[Task statement]:
Every line of the data below that holds the string "value" needs to be reported.

[The data]:
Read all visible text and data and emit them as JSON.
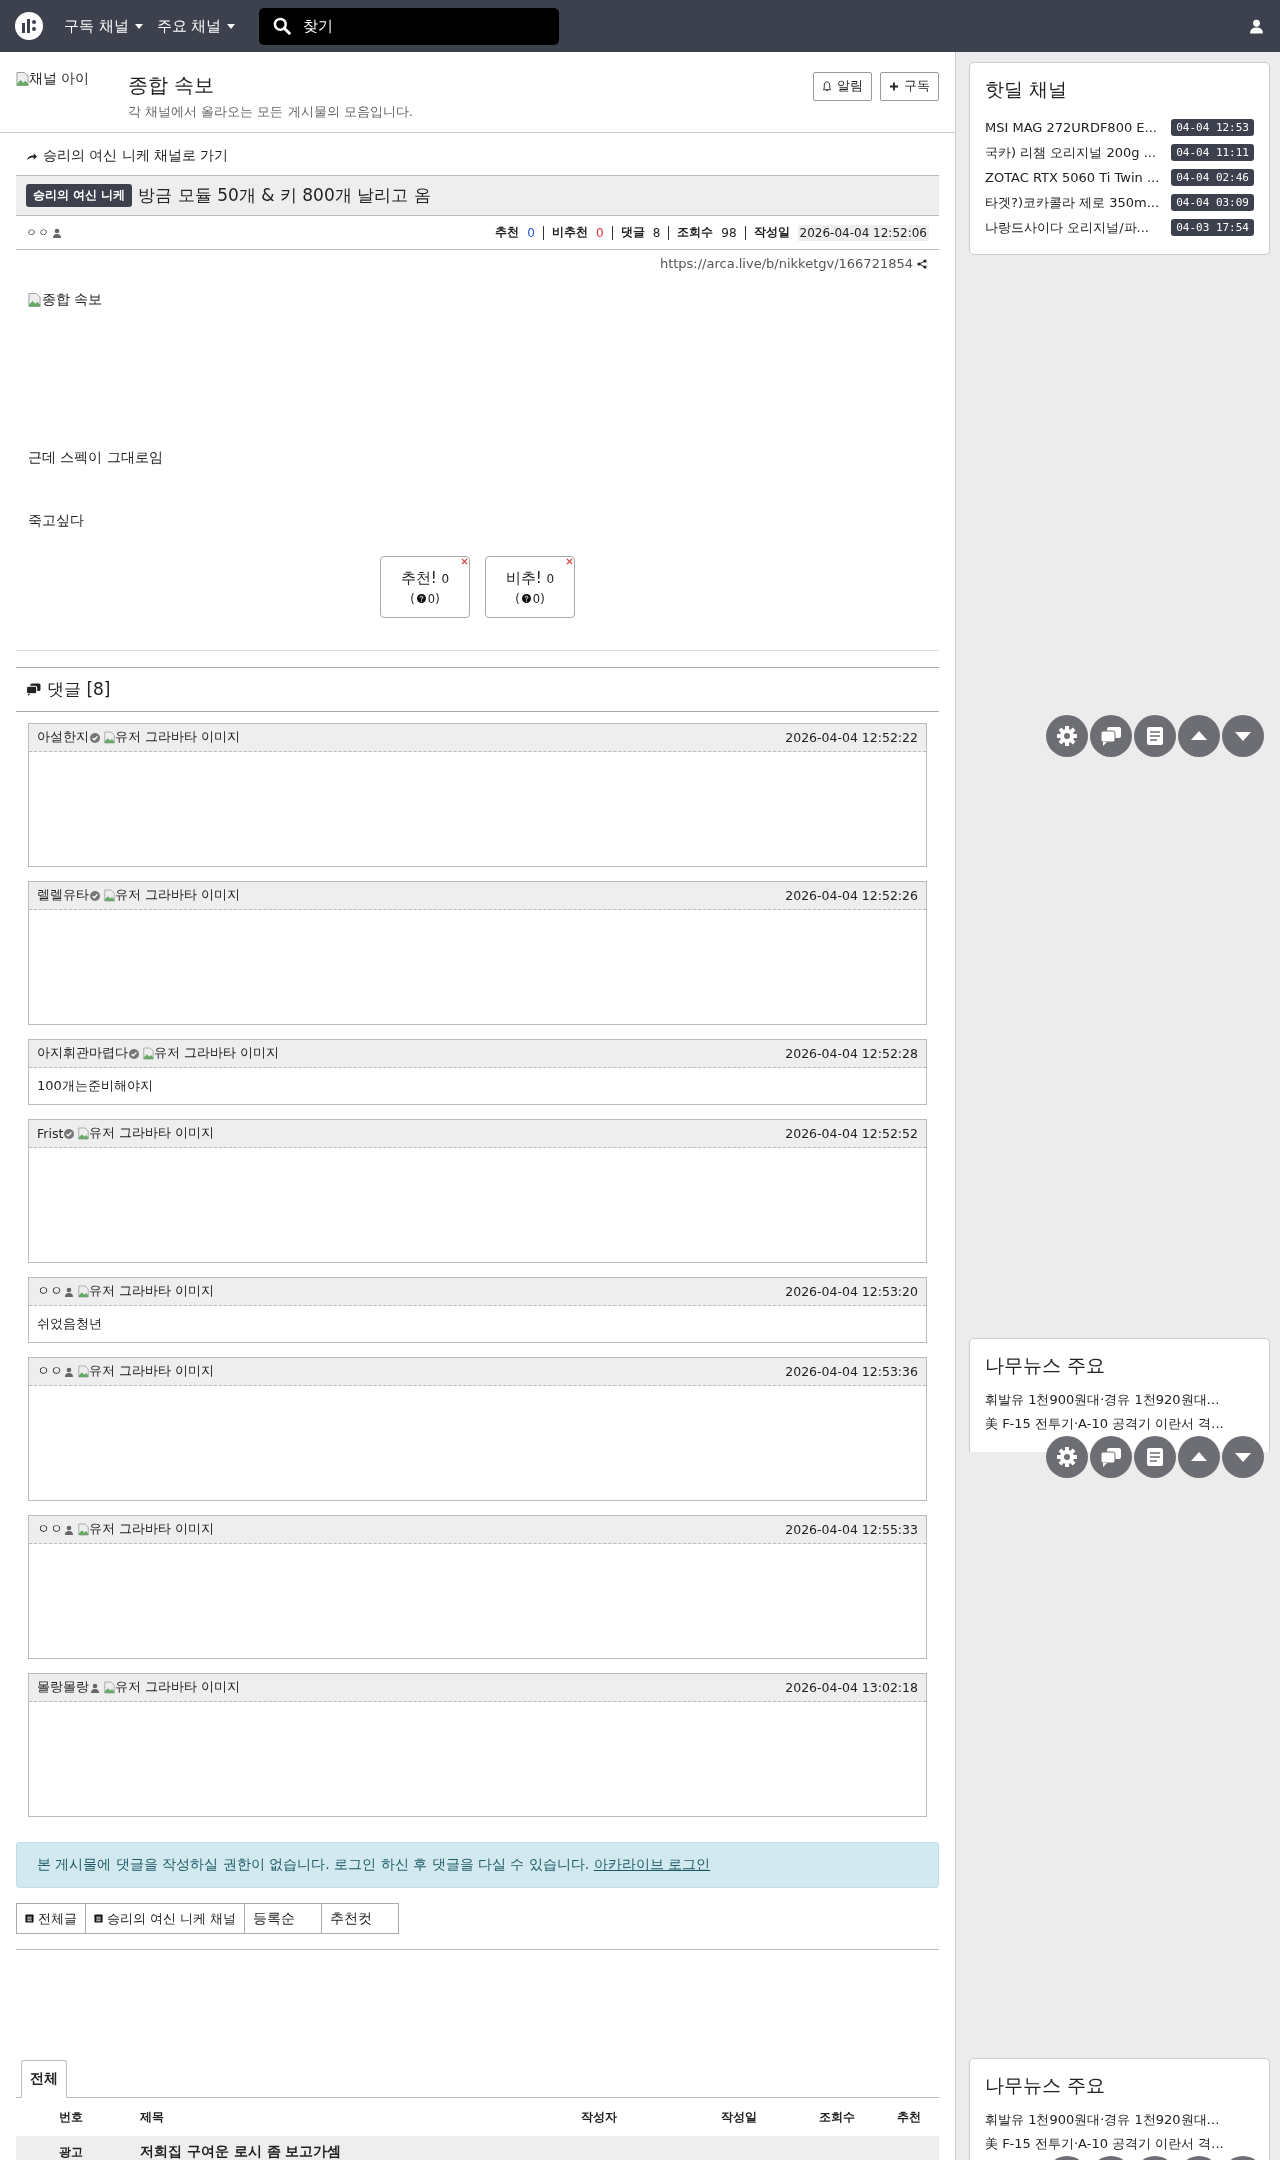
{
  "nav": {
    "menus": [
      {
        "label": "구독 채널"
      },
      {
        "label": "주요 채널"
      }
    ],
    "search": {
      "placeholder": "찾기"
    }
  },
  "channel": {
    "icon_alt": "채널 아이",
    "title": "종합 속보",
    "description": "각 채널에서 올라오는 모든 게시물의 모음입니다.",
    "buttons": [
      {
        "label": "알림",
        "kind": "bell"
      },
      {
        "label": "구독",
        "kind": "plus"
      }
    ]
  },
  "post": {
    "back_link": "승리의 여신 니케 채널로 가기",
    "category": "승리의 여신 니케",
    "title": "방금 모듈 50개 & 키 800개 날리고 옴",
    "author": "ㅇㅇ",
    "stats": [
      {
        "label": "추천",
        "value": "0",
        "kind": "up"
      },
      {
        "label": "비추천",
        "value": "0",
        "kind": "down"
      },
      {
        "label": "댓글",
        "value": "8",
        "kind": "plain"
      },
      {
        "label": "조회수",
        "value": "98",
        "kind": "plain"
      },
      {
        "label": "작성일",
        "value": "2026-04-04 12:52:06",
        "kind": "date"
      }
    ],
    "url": "https://arca.live/b/nikketgv/166721854",
    "image_alt": "종합 속보",
    "paragraphs": [
      "근데 스펙이 그대로임",
      "죽고싶다"
    ],
    "votes": [
      {
        "label": "추천!",
        "count": "0",
        "open": "(",
        "sub": "0)"
      },
      {
        "label": "비추!",
        "count": "0",
        "open": "(",
        "sub": "0)"
      }
    ]
  },
  "comments": {
    "title": "댓글 [8]",
    "items": [
      {
        "author": "아설한지",
        "kind": "verified",
        "avatar_alt": "유저 그라바타 이미지",
        "time": "2026-04-04 12:52:22"
      },
      {
        "author": "렐렐유타",
        "kind": "verified",
        "avatar_alt": "유저 그라바타 이미지",
        "time": "2026-04-04 12:52:26"
      },
      {
        "author": "아지휘관마렵다",
        "kind": "verified",
        "avatar_alt": "유저 그라바타 이미지",
        "time": "2026-04-04 12:52:28",
        "text": "100개는준비해야지"
      },
      {
        "author": "Frist",
        "kind": "verified",
        "avatar_alt": "유저 그라바타 이미지",
        "time": "2026-04-04 12:52:52"
      },
      {
        "author": "ㅇㅇ",
        "kind": "user",
        "avatar_alt": "유저 그라바타 이미지",
        "time": "2026-04-04 12:53:20",
        "text": "쉬었음청년"
      },
      {
        "author": "ㅇㅇ",
        "kind": "user",
        "avatar_alt": "유저 그라바타 이미지",
        "time": "2026-04-04 12:53:36"
      },
      {
        "author": "ㅇㅇ",
        "kind": "user",
        "avatar_alt": "유저 그라바타 이미지",
        "time": "2026-04-04 12:55:33"
      },
      {
        "author": "몰랑몰랑",
        "kind": "user",
        "avatar_alt": "유저 그라바타 이미지",
        "time": "2026-04-04 13:02:18"
      }
    ]
  },
  "login_notice": {
    "text": "본 게시물에 댓글을 작성하실 권한이 없습니다. 로그인 하신 후 댓글을 다실 수 있습니다.",
    "link": "아카라이브 로그인"
  },
  "list_tabs": [
    {
      "label": "전체글",
      "kind": "board"
    },
    {
      "label": "승리의 여신 니케 채널",
      "kind": "board"
    },
    {
      "label": "등록순",
      "kind": "plain"
    },
    {
      "label": "추천컷",
      "kind": "plain"
    }
  ],
  "board": {
    "tabs": [
      {
        "label": "전체",
        "selected": true
      }
    ],
    "columns": [
      "번호",
      "제목",
      "작성자",
      "작성일",
      "조회수",
      "추천"
    ],
    "rows": [
      {
        "number": "광고",
        "title": "저희집 구여운 로시 좀 보고가셈"
      }
    ]
  },
  "sidebar": {
    "hot_deal": {
      "title": "핫딜 채널",
      "items": [
        {
          "title": "MSI MAG 272URDF800 E...",
          "time": "04-04 12:53"
        },
        {
          "title": "국카) 리챔 오리지널 200g ...",
          "time": "04-04 11:11"
        },
        {
          "title": "ZOTAC RTX 5060 Ti Twin ...",
          "time": "04-04 02:46"
        },
        {
          "title": "타겟?)코카콜라 제로 350m...",
          "time": "04-04 03:09"
        },
        {
          "title": "나랑드사이다 오리지널/파...",
          "time": "04-03 17:54"
        }
      ]
    },
    "news": [
      {
        "title": "나무뉴스 주요",
        "items": [
          "휘발유 1천900원대·경유 1천920원대…",
          "美 F-15 전투기·A-10 공격기 이란서 격..."
        ]
      },
      {
        "title": "나무뉴스 주요",
        "items": [
          "휘발유 1천900원대·경유 1천920원대…",
          "美 F-15 전투기·A-10 공격기 이란서 격..."
        ]
      }
    ]
  }
}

[Exercise response]:
        "value": "0",
        "value": "0",
        "value": "8",
        "value": "98",
        "value": "2026-04-04 12:52:06",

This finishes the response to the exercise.